◆ TASK INPUT
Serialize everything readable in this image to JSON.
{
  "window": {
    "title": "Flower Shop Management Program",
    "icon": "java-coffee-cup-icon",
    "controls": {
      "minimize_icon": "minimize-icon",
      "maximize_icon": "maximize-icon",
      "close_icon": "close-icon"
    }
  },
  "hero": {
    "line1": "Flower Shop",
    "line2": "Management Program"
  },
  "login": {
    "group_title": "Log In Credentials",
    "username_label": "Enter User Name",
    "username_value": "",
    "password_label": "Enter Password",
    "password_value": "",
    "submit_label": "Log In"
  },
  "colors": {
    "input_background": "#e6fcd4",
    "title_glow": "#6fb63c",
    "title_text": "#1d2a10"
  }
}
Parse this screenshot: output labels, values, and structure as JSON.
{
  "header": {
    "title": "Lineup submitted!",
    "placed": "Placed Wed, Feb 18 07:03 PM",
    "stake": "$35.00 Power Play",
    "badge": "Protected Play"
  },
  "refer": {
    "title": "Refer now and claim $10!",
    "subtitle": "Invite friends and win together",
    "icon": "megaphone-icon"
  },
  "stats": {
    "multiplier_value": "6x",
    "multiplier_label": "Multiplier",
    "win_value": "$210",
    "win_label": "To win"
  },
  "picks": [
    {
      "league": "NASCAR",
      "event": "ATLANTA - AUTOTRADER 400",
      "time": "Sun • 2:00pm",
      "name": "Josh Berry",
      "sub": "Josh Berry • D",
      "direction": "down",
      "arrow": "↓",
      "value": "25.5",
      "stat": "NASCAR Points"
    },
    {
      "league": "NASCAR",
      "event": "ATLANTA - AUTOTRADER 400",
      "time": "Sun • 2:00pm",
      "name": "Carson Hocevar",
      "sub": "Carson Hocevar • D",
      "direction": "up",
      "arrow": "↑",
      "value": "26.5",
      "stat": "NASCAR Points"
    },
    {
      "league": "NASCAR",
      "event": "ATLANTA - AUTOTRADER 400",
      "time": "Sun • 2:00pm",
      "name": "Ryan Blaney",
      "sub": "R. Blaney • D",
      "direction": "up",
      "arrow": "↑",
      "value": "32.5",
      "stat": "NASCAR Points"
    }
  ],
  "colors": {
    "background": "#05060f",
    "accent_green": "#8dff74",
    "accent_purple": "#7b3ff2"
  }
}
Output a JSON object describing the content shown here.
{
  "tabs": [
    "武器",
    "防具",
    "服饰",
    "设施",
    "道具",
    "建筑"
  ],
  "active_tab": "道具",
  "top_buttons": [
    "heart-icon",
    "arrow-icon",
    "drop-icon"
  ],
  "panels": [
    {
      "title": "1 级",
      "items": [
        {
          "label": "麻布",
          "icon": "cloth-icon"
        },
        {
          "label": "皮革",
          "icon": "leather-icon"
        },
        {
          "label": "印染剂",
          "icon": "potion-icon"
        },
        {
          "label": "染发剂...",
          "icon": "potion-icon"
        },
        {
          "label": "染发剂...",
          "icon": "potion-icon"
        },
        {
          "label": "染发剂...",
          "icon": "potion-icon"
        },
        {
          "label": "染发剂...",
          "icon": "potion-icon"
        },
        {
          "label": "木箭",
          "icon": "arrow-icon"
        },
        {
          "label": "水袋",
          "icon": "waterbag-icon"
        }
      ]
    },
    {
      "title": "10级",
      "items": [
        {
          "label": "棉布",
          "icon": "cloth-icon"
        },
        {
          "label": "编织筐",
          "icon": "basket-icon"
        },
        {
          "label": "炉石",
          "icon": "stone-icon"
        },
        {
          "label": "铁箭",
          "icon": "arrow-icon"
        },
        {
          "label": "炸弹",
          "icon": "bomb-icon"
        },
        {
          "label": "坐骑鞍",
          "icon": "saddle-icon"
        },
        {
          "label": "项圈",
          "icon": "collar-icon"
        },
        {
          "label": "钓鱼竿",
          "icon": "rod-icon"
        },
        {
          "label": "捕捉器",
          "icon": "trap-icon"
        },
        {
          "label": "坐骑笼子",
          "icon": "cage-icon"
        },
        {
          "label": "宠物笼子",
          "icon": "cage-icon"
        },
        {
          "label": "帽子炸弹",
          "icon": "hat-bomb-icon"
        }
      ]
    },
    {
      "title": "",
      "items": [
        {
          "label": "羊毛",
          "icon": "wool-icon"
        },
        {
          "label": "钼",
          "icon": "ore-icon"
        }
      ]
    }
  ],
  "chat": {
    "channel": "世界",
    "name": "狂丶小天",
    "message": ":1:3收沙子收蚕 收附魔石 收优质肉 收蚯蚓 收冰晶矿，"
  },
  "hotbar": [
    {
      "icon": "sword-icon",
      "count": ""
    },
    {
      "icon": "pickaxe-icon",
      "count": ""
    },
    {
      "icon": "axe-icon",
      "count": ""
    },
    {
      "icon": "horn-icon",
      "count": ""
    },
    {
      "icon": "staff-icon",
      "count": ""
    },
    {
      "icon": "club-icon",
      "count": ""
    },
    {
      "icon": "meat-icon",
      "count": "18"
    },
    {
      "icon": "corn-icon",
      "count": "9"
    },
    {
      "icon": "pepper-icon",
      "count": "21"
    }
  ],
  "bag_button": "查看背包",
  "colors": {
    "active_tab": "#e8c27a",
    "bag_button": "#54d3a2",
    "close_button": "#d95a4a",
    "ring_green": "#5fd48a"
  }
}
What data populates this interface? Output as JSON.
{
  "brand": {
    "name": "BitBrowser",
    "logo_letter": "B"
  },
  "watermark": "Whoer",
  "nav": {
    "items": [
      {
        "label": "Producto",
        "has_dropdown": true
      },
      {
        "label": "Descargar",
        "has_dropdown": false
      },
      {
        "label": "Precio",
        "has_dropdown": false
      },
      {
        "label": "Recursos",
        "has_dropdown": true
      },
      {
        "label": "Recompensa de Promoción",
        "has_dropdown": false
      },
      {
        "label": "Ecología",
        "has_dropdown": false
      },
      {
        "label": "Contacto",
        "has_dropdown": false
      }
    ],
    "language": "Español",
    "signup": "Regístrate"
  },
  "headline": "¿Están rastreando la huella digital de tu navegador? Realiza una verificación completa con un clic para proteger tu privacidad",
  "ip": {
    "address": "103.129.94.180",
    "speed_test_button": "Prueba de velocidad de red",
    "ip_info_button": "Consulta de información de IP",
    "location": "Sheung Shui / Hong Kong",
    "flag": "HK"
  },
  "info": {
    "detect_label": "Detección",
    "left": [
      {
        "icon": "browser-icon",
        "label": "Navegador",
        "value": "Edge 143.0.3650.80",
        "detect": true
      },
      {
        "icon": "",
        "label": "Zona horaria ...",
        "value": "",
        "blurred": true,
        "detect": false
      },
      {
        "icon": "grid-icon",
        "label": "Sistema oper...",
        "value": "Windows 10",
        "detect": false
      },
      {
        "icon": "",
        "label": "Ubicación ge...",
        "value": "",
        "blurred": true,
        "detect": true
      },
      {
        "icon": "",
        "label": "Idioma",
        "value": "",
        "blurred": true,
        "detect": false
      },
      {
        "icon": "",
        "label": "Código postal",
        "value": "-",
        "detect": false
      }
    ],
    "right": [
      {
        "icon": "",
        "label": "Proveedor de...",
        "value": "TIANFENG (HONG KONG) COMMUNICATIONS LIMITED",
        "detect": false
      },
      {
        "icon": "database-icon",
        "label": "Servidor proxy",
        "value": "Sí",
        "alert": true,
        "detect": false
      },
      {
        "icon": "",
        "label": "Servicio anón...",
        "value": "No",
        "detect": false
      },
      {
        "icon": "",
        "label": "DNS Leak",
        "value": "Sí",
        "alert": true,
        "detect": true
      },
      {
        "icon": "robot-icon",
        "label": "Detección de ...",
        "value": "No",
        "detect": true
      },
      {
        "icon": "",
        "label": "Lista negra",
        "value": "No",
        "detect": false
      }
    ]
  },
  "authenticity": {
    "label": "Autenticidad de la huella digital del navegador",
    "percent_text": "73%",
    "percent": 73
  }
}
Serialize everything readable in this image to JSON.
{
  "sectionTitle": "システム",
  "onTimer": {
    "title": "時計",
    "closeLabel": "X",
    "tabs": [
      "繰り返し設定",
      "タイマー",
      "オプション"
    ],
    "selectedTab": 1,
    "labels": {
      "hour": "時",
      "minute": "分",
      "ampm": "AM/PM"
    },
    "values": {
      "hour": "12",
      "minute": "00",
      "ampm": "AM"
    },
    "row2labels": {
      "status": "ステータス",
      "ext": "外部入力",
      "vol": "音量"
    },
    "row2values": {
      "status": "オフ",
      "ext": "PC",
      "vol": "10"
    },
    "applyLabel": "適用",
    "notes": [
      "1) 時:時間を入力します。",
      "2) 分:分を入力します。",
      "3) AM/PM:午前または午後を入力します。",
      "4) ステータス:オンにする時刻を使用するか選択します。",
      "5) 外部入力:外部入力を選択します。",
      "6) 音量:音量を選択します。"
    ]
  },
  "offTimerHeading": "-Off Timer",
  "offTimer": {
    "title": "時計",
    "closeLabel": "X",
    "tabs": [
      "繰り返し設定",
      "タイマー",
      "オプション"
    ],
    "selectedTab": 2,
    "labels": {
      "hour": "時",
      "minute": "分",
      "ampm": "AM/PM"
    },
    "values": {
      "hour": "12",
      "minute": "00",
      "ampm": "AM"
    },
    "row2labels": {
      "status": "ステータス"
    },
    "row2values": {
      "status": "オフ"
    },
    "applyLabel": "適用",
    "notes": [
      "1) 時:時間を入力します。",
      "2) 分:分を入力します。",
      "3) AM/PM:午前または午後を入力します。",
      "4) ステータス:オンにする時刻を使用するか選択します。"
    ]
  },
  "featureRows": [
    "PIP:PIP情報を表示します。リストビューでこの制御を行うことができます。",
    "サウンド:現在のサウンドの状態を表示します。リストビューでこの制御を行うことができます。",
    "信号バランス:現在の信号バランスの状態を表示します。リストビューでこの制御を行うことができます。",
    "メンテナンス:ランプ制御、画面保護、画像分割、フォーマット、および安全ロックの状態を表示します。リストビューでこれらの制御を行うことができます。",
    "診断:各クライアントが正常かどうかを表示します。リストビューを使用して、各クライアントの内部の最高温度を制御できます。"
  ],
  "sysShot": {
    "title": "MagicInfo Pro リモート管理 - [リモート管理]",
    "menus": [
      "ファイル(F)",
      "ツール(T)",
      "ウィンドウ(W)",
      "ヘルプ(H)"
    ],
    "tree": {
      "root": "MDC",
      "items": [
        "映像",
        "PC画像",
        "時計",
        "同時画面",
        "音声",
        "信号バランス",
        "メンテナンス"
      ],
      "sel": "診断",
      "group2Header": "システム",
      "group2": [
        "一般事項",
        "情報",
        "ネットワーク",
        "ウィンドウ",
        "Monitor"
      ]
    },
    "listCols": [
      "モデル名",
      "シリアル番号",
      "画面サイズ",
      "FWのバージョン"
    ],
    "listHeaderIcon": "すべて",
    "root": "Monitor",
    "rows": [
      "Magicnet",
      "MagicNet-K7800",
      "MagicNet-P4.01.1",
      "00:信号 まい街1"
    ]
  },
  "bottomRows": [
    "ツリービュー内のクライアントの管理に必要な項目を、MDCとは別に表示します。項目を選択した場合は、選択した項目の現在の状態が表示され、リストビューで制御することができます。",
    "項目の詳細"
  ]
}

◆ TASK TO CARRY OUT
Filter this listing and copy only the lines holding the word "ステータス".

◆ RESPONSE
      "status": "ステータス",
      "4) ステータス:オンにする時刻を使用するか選択します。",
      "status": "ステータス"
      "4) ステータス:オンにする時刻を使用するか選択します。"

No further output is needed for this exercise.